-- Activity --
When a line below contains the string "Instruction", show that line.

-- Task data --
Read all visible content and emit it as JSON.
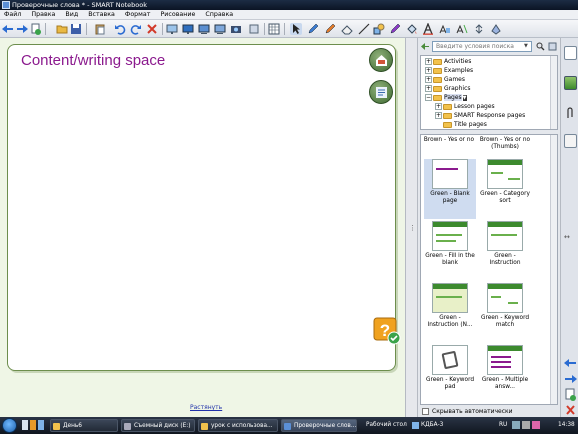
{
  "window": {
    "title": "Проверочные слова * - SMART Notebook"
  },
  "menu": [
    "Файл",
    "Правка",
    "Вид",
    "Вставка",
    "Формат",
    "Рисование",
    "Справка"
  ],
  "toolbar_icons": [
    "back-arrow-icon",
    "forward-arrow-icon",
    "add-page-icon",
    "open-folder-icon",
    "save-icon",
    "paste-icon",
    "undo-icon",
    "redo-icon",
    "delete-icon",
    "screen-shade-icon",
    "full-screen-icon",
    "display-icon",
    "monitor-icon",
    "capture-icon",
    "table-icon",
    "select-arrow-icon",
    "pen-icon",
    "creative-pen-icon",
    "eraser-icon",
    "line-icon",
    "shapes-icon",
    "magic-pen-icon",
    "fill-icon",
    "text-icon",
    "font-icon",
    "properties-icon",
    "more-icon",
    "addon-icon"
  ],
  "canvas": {
    "page_title": "Content/writing space",
    "expand_link": "Растянуть"
  },
  "gallery": {
    "search_placeholder": "Введите условия поиска",
    "tree": [
      {
        "label": "Activities",
        "level": 1,
        "expander": "+"
      },
      {
        "label": "Examples",
        "level": 1,
        "expander": "+"
      },
      {
        "label": "Games",
        "level": 1,
        "expander": "+"
      },
      {
        "label": "Graphics",
        "level": 1,
        "expander": "+"
      },
      {
        "label": "Pages",
        "level": 1,
        "expander": "−"
      },
      {
        "label": "Lesson pages",
        "level": 2,
        "expander": "+"
      },
      {
        "label": "SMART Response pages",
        "level": 2,
        "expander": "+"
      },
      {
        "label": "Title pages",
        "level": 2,
        "expander": ""
      }
    ],
    "headers": [
      "Brown - Yes or no",
      "Brown - Yes or no (Thumbs)"
    ],
    "items": [
      {
        "label": "Green - Blank page",
        "selected": true
      },
      {
        "label": "Green - Category sort",
        "selected": false
      },
      {
        "label": "Green - Fill in the blank",
        "selected": false
      },
      {
        "label": "Green - Instruction",
        "selected": false
      },
      {
        "label": "Green - Instruction (N...",
        "selected": false
      },
      {
        "label": "Green - Keyword match",
        "selected": false
      },
      {
        "label": "Green - Keyword pad",
        "selected": false
      },
      {
        "label": "Green - Multiple answ...",
        "selected": false
      }
    ],
    "autohide_label": "Скрывать автоматически"
  },
  "side_tabs": [
    "page-sorter-icon",
    "gallery-icon",
    "attachments-icon",
    "properties-tab-icon"
  ],
  "taskbar": {
    "items": [
      {
        "label": "День6",
        "active": false
      },
      {
        "label": "Съемный диск (E:)",
        "active": false
      },
      {
        "label": "урок с использова...",
        "active": false
      },
      {
        "label": "Проверочные слов...",
        "active": true
      },
      {
        "label": "Рабочий стол",
        "active": false
      },
      {
        "label": "КДБА-3",
        "active": false
      }
    ],
    "lang": "RU",
    "time": "14:38"
  },
  "colors": {
    "title_purple": "#8b1a8e",
    "canvas_bg": "#eff6e6",
    "accent_green": "#3c8a2e"
  }
}
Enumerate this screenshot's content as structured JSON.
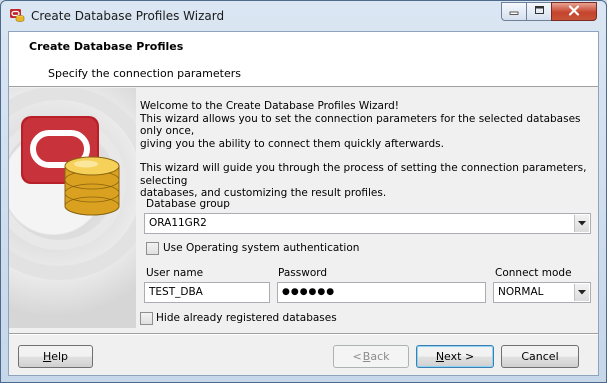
{
  "window": {
    "title": "Create Database Profiles Wizard"
  },
  "header": {
    "title": "Create Database Profiles",
    "subtitle": "Specify the connection parameters"
  },
  "intro": {
    "line1": "Welcome to the Create Database Profiles Wizard!",
    "line2": "This wizard allows you to set the connection parameters for the selected databases only once,",
    "line3": "giving you the ability to connect them quickly afterwards.",
    "line4": "This wizard will guide you through the process of setting the connection parameters, selecting",
    "line5": "databases, and customizing the result profiles."
  },
  "form": {
    "database_group_label": "Database group",
    "database_group_value": "ORA11GR2",
    "os_auth_label": "Use Operating system authentication",
    "os_auth_checked": false,
    "username_label": "User name",
    "username_value": "TEST_DBA",
    "password_label": "Password",
    "password_mask": "●●●●●●",
    "connect_mode_label": "Connect mode",
    "connect_mode_value": "NORMAL",
    "hide_registered_label": "Hide already registered databases",
    "hide_registered_checked": false
  },
  "buttons": {
    "help_first": "H",
    "help_rest": "elp",
    "back_lt": "< ",
    "back_first": "B",
    "back_rest": "ack",
    "next_first": "N",
    "next_rest": "ext >",
    "cancel": "Cancel"
  },
  "icons": {
    "app": "database-wizard-icon",
    "art": "oracle-database-coins-graphic",
    "minimize": "minimize-icon",
    "maximize": "maximize-icon",
    "close": "close-icon",
    "dropdown": "chevron-down-icon"
  },
  "colors": {
    "oracle_red": "#c0262c",
    "coin_gold": "#e8b42a"
  }
}
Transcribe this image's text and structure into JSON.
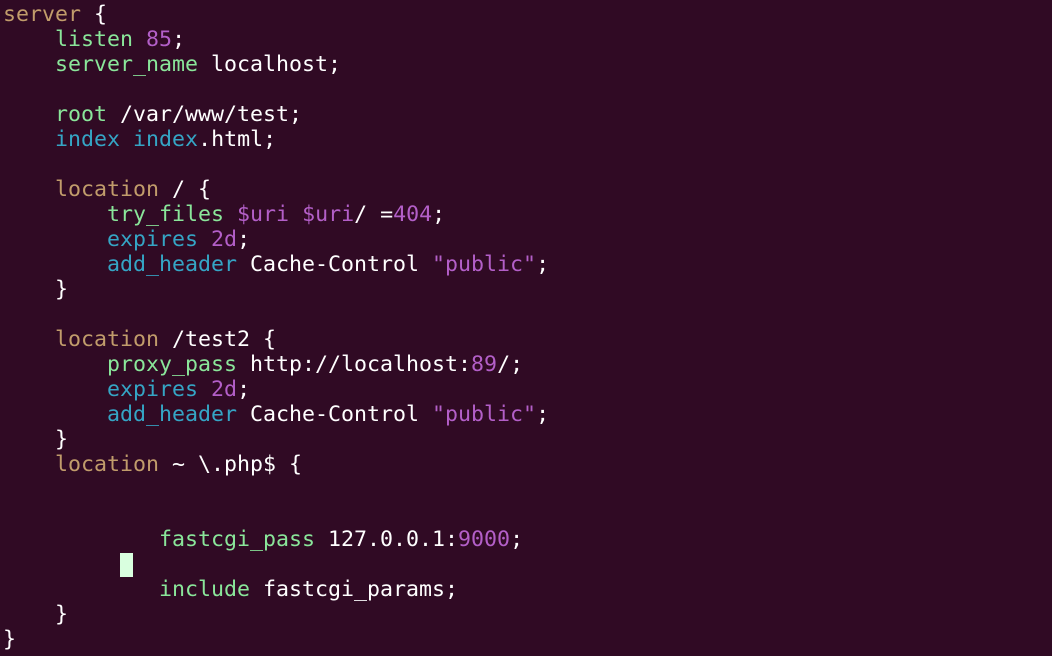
{
  "editor": {
    "background": "#300a24",
    "palette": {
      "text": "#ffffff",
      "block_keyword": "#c19c6b",
      "directive": "#8ae69a",
      "directive_alt": "#35a5c5",
      "number": "#b35fc8",
      "cursor": "#d9ffdf"
    },
    "lines": [
      [
        {
          "t": "server",
          "c": "brown"
        },
        {
          "t": " {",
          "c": "white"
        }
      ],
      [
        {
          "t": "    ",
          "c": "white"
        },
        {
          "t": "listen",
          "c": "green"
        },
        {
          "t": " ",
          "c": "white"
        },
        {
          "t": "85",
          "c": "purple"
        },
        {
          "t": ";",
          "c": "white"
        }
      ],
      [
        {
          "t": "    ",
          "c": "white"
        },
        {
          "t": "server_name",
          "c": "green"
        },
        {
          "t": " localhost;",
          "c": "white"
        }
      ],
      [],
      [
        {
          "t": "    ",
          "c": "white"
        },
        {
          "t": "root",
          "c": "green"
        },
        {
          "t": " /var/www/test;",
          "c": "white"
        }
      ],
      [
        {
          "t": "    ",
          "c": "white"
        },
        {
          "t": "index",
          "c": "teal"
        },
        {
          "t": " ",
          "c": "white"
        },
        {
          "t": "index",
          "c": "teal"
        },
        {
          "t": ".html;",
          "c": "white"
        }
      ],
      [],
      [
        {
          "t": "    ",
          "c": "white"
        },
        {
          "t": "location",
          "c": "brown"
        },
        {
          "t": " / {",
          "c": "white"
        }
      ],
      [
        {
          "t": "        ",
          "c": "white"
        },
        {
          "t": "try_files",
          "c": "green"
        },
        {
          "t": " ",
          "c": "white"
        },
        {
          "t": "$uri",
          "c": "purple"
        },
        {
          "t": " ",
          "c": "white"
        },
        {
          "t": "$uri",
          "c": "purple"
        },
        {
          "t": "/ =",
          "c": "white"
        },
        {
          "t": "404",
          "c": "purple"
        },
        {
          "t": ";",
          "c": "white"
        }
      ],
      [
        {
          "t": "        ",
          "c": "white"
        },
        {
          "t": "expires",
          "c": "teal"
        },
        {
          "t": " ",
          "c": "white"
        },
        {
          "t": "2d",
          "c": "purple"
        },
        {
          "t": ";",
          "c": "white"
        }
      ],
      [
        {
          "t": "        ",
          "c": "white"
        },
        {
          "t": "add_header",
          "c": "teal"
        },
        {
          "t": " Cache-Control ",
          "c": "white"
        },
        {
          "t": "\"public\"",
          "c": "purple"
        },
        {
          "t": ";",
          "c": "white"
        }
      ],
      [
        {
          "t": "    }",
          "c": "white"
        }
      ],
      [],
      [
        {
          "t": "    ",
          "c": "white"
        },
        {
          "t": "location",
          "c": "brown"
        },
        {
          "t": " /test2 {",
          "c": "white"
        }
      ],
      [
        {
          "t": "        ",
          "c": "white"
        },
        {
          "t": "proxy_pass",
          "c": "green"
        },
        {
          "t": " http://localhost:",
          "c": "white"
        },
        {
          "t": "89",
          "c": "purple"
        },
        {
          "t": "/;",
          "c": "white"
        }
      ],
      [
        {
          "t": "        ",
          "c": "white"
        },
        {
          "t": "expires",
          "c": "teal"
        },
        {
          "t": " ",
          "c": "white"
        },
        {
          "t": "2d",
          "c": "purple"
        },
        {
          "t": ";",
          "c": "white"
        }
      ],
      [
        {
          "t": "        ",
          "c": "white"
        },
        {
          "t": "add_header",
          "c": "teal"
        },
        {
          "t": " Cache-Control ",
          "c": "white"
        },
        {
          "t": "\"public\"",
          "c": "purple"
        },
        {
          "t": ";",
          "c": "white"
        }
      ],
      [
        {
          "t": "    }",
          "c": "white"
        }
      ],
      [
        {
          "t": "    ",
          "c": "white"
        },
        {
          "t": "location",
          "c": "brown"
        },
        {
          "t": " ~ \\.php$ {",
          "c": "white"
        }
      ],
      [],
      [],
      [
        {
          "t": "            ",
          "c": "white"
        },
        {
          "t": "fastcgi_pass",
          "c": "green"
        },
        {
          "t": " 127.0.0.1:",
          "c": "white"
        },
        {
          "t": "9000",
          "c": "purple"
        },
        {
          "t": ";",
          "c": "white"
        }
      ],
      [],
      [
        {
          "t": "            ",
          "c": "white"
        },
        {
          "t": "include",
          "c": "green"
        },
        {
          "t": " fastcgi_params;",
          "c": "white"
        }
      ],
      [
        {
          "t": "    }",
          "c": "white"
        }
      ],
      [
        {
          "t": "}",
          "c": "white"
        }
      ]
    ]
  }
}
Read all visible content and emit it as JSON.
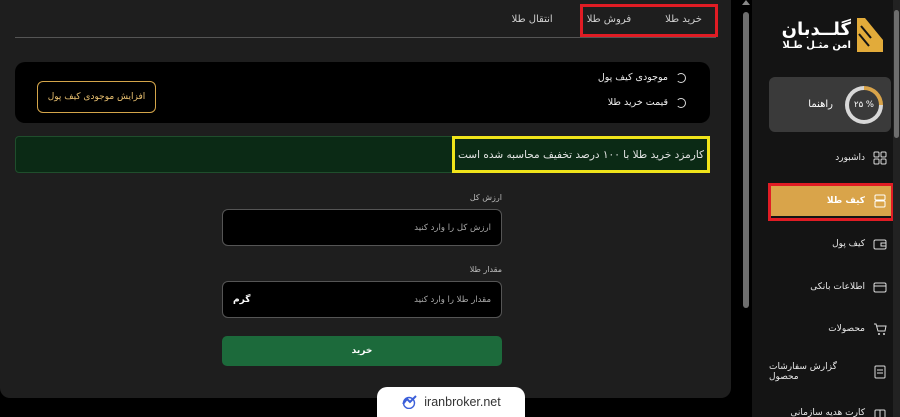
{
  "tabs": [
    {
      "label": "خرید طلا"
    },
    {
      "label": "فروش طلا"
    },
    {
      "label": "انتقال طلا"
    }
  ],
  "wallet": {
    "balance_label": "موجودی کیف پول",
    "price_label": "قیمت خرید طلا",
    "increase_button": "افزایش موجودی کیف پول"
  },
  "fee_notice": "کارمزد خرید طلا با ۱۰۰ درصد تخفیف محاسبه شده است",
  "form": {
    "total_value_label": "ارزش کل",
    "total_value_placeholder": "ارزش کل را وارد کنید",
    "amount_label": "مقدار طلا",
    "amount_placeholder": "مقدار طلا را وارد کنید",
    "amount_unit": "گرم",
    "buy_button": "خرید"
  },
  "sidebar": {
    "logo_title": "گلــدبان",
    "logo_subtitle": "امن مثـل طـلا",
    "guide_label": "راهنما",
    "guide_progress_text": "۲۵ %",
    "guide_progress": 0.25,
    "items": [
      {
        "label": "داشبورد",
        "icon": "dashboard-icon"
      },
      {
        "label": "کیف طلا",
        "icon": "gold-wallet-icon",
        "active": true
      },
      {
        "label": "کیف پول",
        "icon": "wallet-icon"
      },
      {
        "label": "اطلاعات بانکی",
        "icon": "bank-card-icon"
      },
      {
        "label": "محصولات",
        "icon": "cart-icon"
      },
      {
        "label": "گزارش سفارشات محصول",
        "icon": "report-icon"
      },
      {
        "label": "کارت هدیه سازمانی",
        "icon": "gift-card-icon"
      }
    ]
  },
  "watermark": "iranbroker.net",
  "colors": {
    "accent_gold": "#d9a44a",
    "buy_green": "#1c6a3b",
    "highlight_red": "#e01c24",
    "highlight_yellow": "#f0e41a"
  }
}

-- Output of the task --
        "label": "Green - Instruction",
        "label": "Green - Instruction (N...",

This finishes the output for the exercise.